United States District Court, S.D. Illinois
MEMORANDUM AND ORDER
MICHAEL J. REAGAN Chief Judge United States District Court
matter is now before the Court for consideration of the First
Amended Complaint filed by Plaintiff Gregory Conway pursuant
to 42 U.S.C. § 1983. (Doc. 2). This case was originally
severed from Conway v. Gooden, et al., No.
16-cv-1393-SMY (original case), on February 2, 2017. (Doc.
1). The only claim at issue in the severed case was
“Count 12” against Alan Trummel, an eye doctor at
Pinckneyville Correctional Center who allegedly denied
Plaintiff a pair of medically prescribed eyeglasses after he
transferred to Pinckneyville in 2015. (Doc. 2, pp. 8-9,
15-16). The claim did not survive screening and was dismissed
without prejudice on March 7, 2017. (Doc. 6). However, the
Court granted Plaintiff leave to re-plead his claim against
the defendant by April 4, 2017. Id.
filed a First Amended Complaint prior to this deadline. (Doc.
8). In it, he reasserts his Eighth Amendment deliberate
indifference to medical needs claim against the same
defendant, Allen Brummel. In addition, Plaintiff adds a claim
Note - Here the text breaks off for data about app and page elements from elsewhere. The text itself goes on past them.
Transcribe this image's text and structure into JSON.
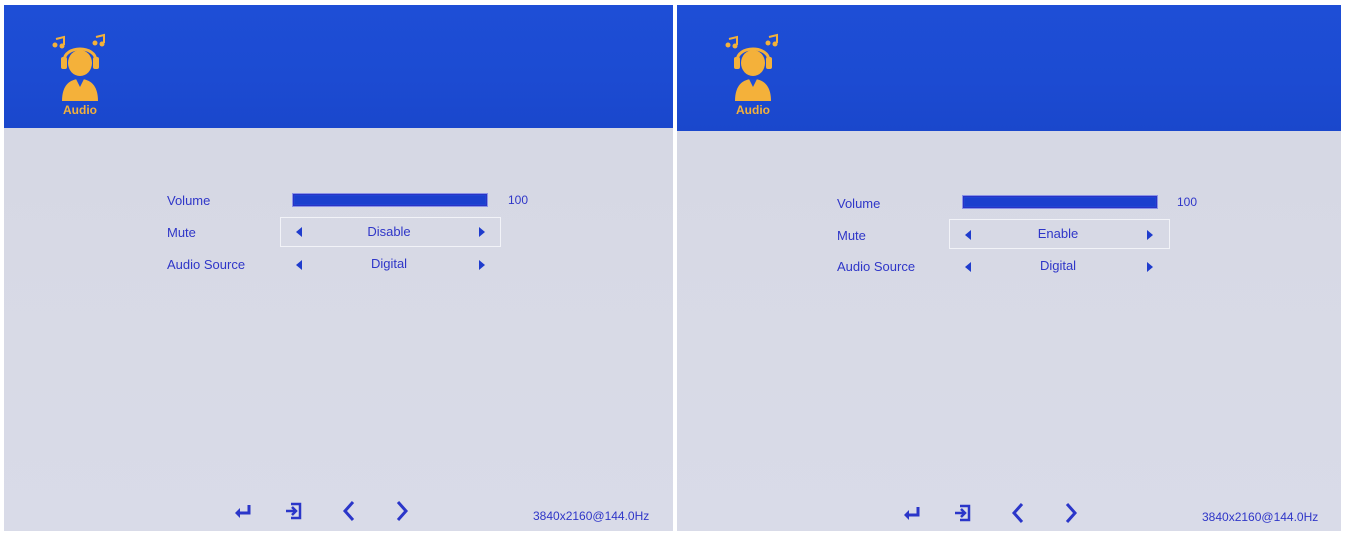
{
  "panels": [
    {
      "header": {
        "title": "Audio",
        "icon": "audio-headset-icon"
      },
      "menu": {
        "volume": {
          "label": "Volume",
          "value": "100",
          "level": 1.0
        },
        "mute": {
          "label": "Mute",
          "value": "Disable",
          "selected": true
        },
        "audio_source": {
          "label": "Audio Source",
          "value": "Digital"
        }
      },
      "footer": {
        "icons": [
          "enter-icon",
          "exit-icon",
          "chevron-left-icon",
          "chevron-right-icon"
        ],
        "resolution": "3840x2160@144.0Hz"
      }
    },
    {
      "header": {
        "title": "Audio",
        "icon": "audio-headset-icon"
      },
      "menu": {
        "volume": {
          "label": "Volume",
          "value": "100",
          "level": 1.0
        },
        "mute": {
          "label": "Mute",
          "value": "Enable",
          "selected": true
        },
        "audio_source": {
          "label": "Audio Source",
          "value": "Digital"
        }
      },
      "footer": {
        "icons": [
          "enter-icon",
          "exit-icon",
          "chevron-left-icon",
          "chevron-right-icon"
        ],
        "resolution": "3840x2160@144.0Hz"
      }
    }
  ],
  "colors": {
    "header_blue": "#1e4ed6",
    "panel_gray": "#d7d9e5",
    "accent_orange": "#f4b13a",
    "text_blue": "#2f36c8"
  }
}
against Wexford Health Sources, Inc. (“Wexford”),
Paul Lewis Shicker (Illinois Department of Corrections
(“IDOC”) medical director), and Christine Brown
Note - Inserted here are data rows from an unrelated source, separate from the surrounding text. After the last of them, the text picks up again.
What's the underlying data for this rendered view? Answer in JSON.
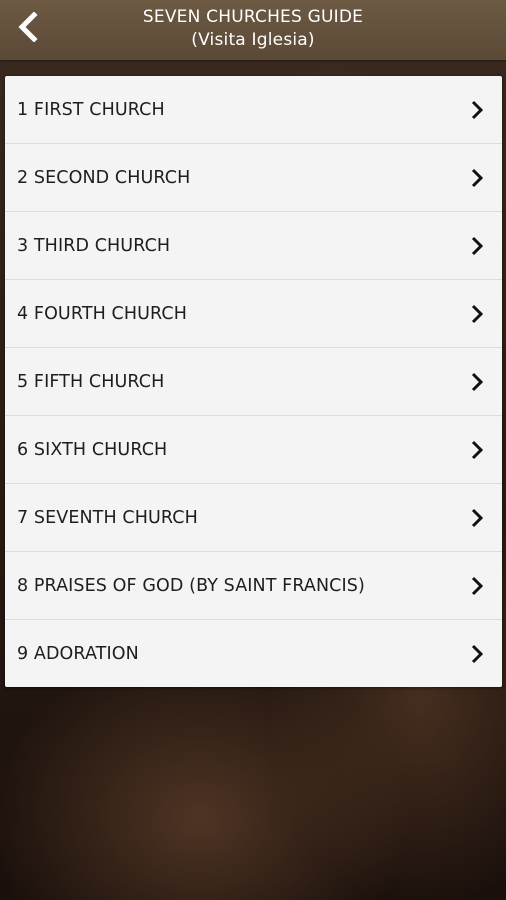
{
  "header": {
    "title": "SEVEN CHURCHES GUIDE",
    "subtitle": "(Visita Iglesia)",
    "back_icon": "chevron-left-icon"
  },
  "menu": {
    "items": [
      {
        "label": "1 FIRST CHURCH"
      },
      {
        "label": "2 SECOND CHURCH"
      },
      {
        "label": "3 THIRD CHURCH"
      },
      {
        "label": "4 FOURTH CHURCH"
      },
      {
        "label": "5 FIFTH CHURCH"
      },
      {
        "label": "6 SIXTH CHURCH"
      },
      {
        "label": "7 SEVENTH CHURCH"
      },
      {
        "label": "8 PRAISES OF GOD (BY SAINT FRANCIS)"
      },
      {
        "label": "9 ADORATION"
      }
    ],
    "item_icon": "chevron-right-icon"
  },
  "colors": {
    "header": "#5f4d3a",
    "list_background": "#f4f4f4",
    "text": "#1e1e1e"
  }
}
(healthcare administrator) for instituting the policy,
custom, or practice that allegedly resulted in the
deprivation of Plaintiff's constitutional rights. (Doc.
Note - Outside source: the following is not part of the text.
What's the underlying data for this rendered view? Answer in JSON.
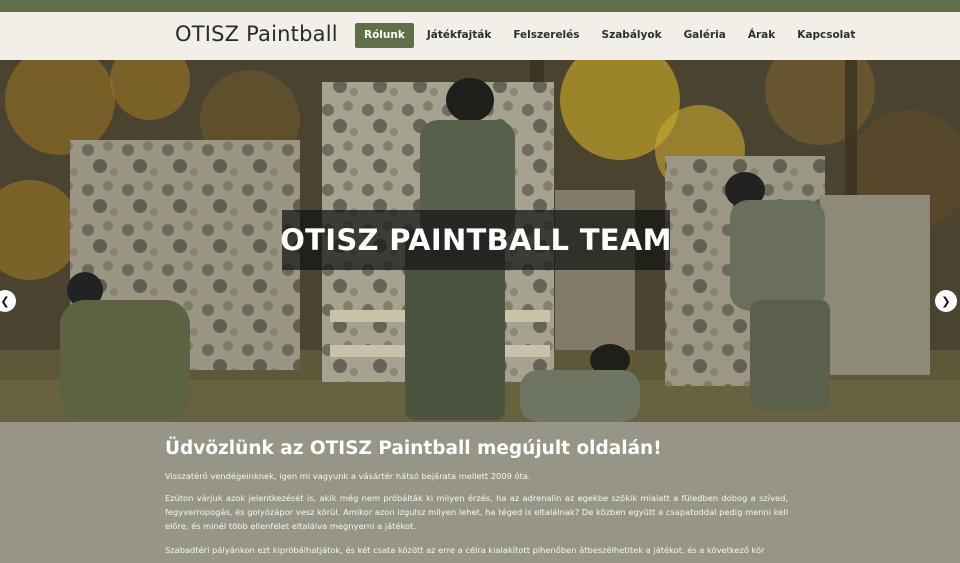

8, pp. 6-7). In connection with these claims, Plaintiff seeks
monetary damages against the defendants.(Doc. 8, p. 9).
First Amended Complaint (Doc. 8) is now subject to
preliminary review under 28 U.S.C. § 1915A, which
(a) Screening - The court shall review,
before docketing, if feasible or, in any event, as soon as
practicable after docketing, a complaint in a civil action in
which a prisoner seeks redress from a governmental entity or
officer or employee of a governmental entity.
(b) Grounds for Dismissal - On review, the
court shall identify cognizable claims or dismiss the
complaint, or any portion of the complaint, if the complaint-
(1) is frivolous, malicious, or fails to state a claim on
which relief may be granted; or
(2) seeks monetary relief from a defendant who is immune from
action or claim is frivolous if “it lacks an arguable
basis either in law or in fact.” Neitzke v.
Williams, 490 U.S. 319, 325 (1989). Frivolousness is an
objective standard that refers to a claim that any reasonable
person would find meritless. Lee v. Clinton, 209
F.3d 1025, 1026-27 (7th Cir. 2000). An action fails to state
a claim upon which relief can be granted if it does not plead
“enough facts to state a claim to relief that is
plausible on its face.” Bell Atlantic Corp. v.
Twombly, 550 U.S. 544, 570 (2007). The claim of
entitlement to relief must cross “the line between
possibility and plausibility.” Id. at 557. At
this juncture, the factual allegations of the pro se
complaint are to be liberally construed. See Rodriguez v.
Plymouth Ambulance Serv., 577 F.3d 816, 821 (7th Cir.
2009). The First Amended Complaint survives preliminary
review under this standard.
First Amended Complaint, Plaintiff alleges that his
“medically prescribed” eyeglasses were
confiscated from him while he was housed at Western Illinois
Correctional Center (“Western”) on April 13,
2015. (Doc. 8, p. 6). Following his transfer to Pinckneyville
Correctional Center (“Pinckneyville”) on May 21,
2015, Plaintiff submitted eight separate requests for a pair
of eyeglasses to the prison's eye doctor, Allen Brummel.
Id. These requests were dated May 28, June 4, June
11, June 18, June 25, July 2, July 22, and July 29.
Id. In each, Plaintiff explained that he was
suffering from severe migraine headaches and blurred vision.
did not meet with Doctor Brummel for the first time until
August 25, 2015. (Doc. 8, p. 6). He was not issued a pair of
eyeglasses until October 6, 2015. Id. This was more
than four months after Plaintiff first requested a pair of
blames the delay on a policy, custom, or practice espoused by
Wexford and implemented by Director Shicker and Administrator
Brown. (Doc. 8, p. 6). All three defendants allegedly
encouraged Doctor Brummel to control the costs of medical
care by providing as little care to inmates as possible.
Id. These defendants ignored Plaintiff's written
requests for glasses and overlooked Doctor Brummel's
denial of timely and adequate medical care, all in
furtherance of this policy. (Doc. 8, pp. 6-7). Plaintiff
maintains that this cost-saving policy was the “moving
force” behind the constitutional deprivations he
suffered. (Doc. 8, p. 6).
Review Pursuant to 28 ...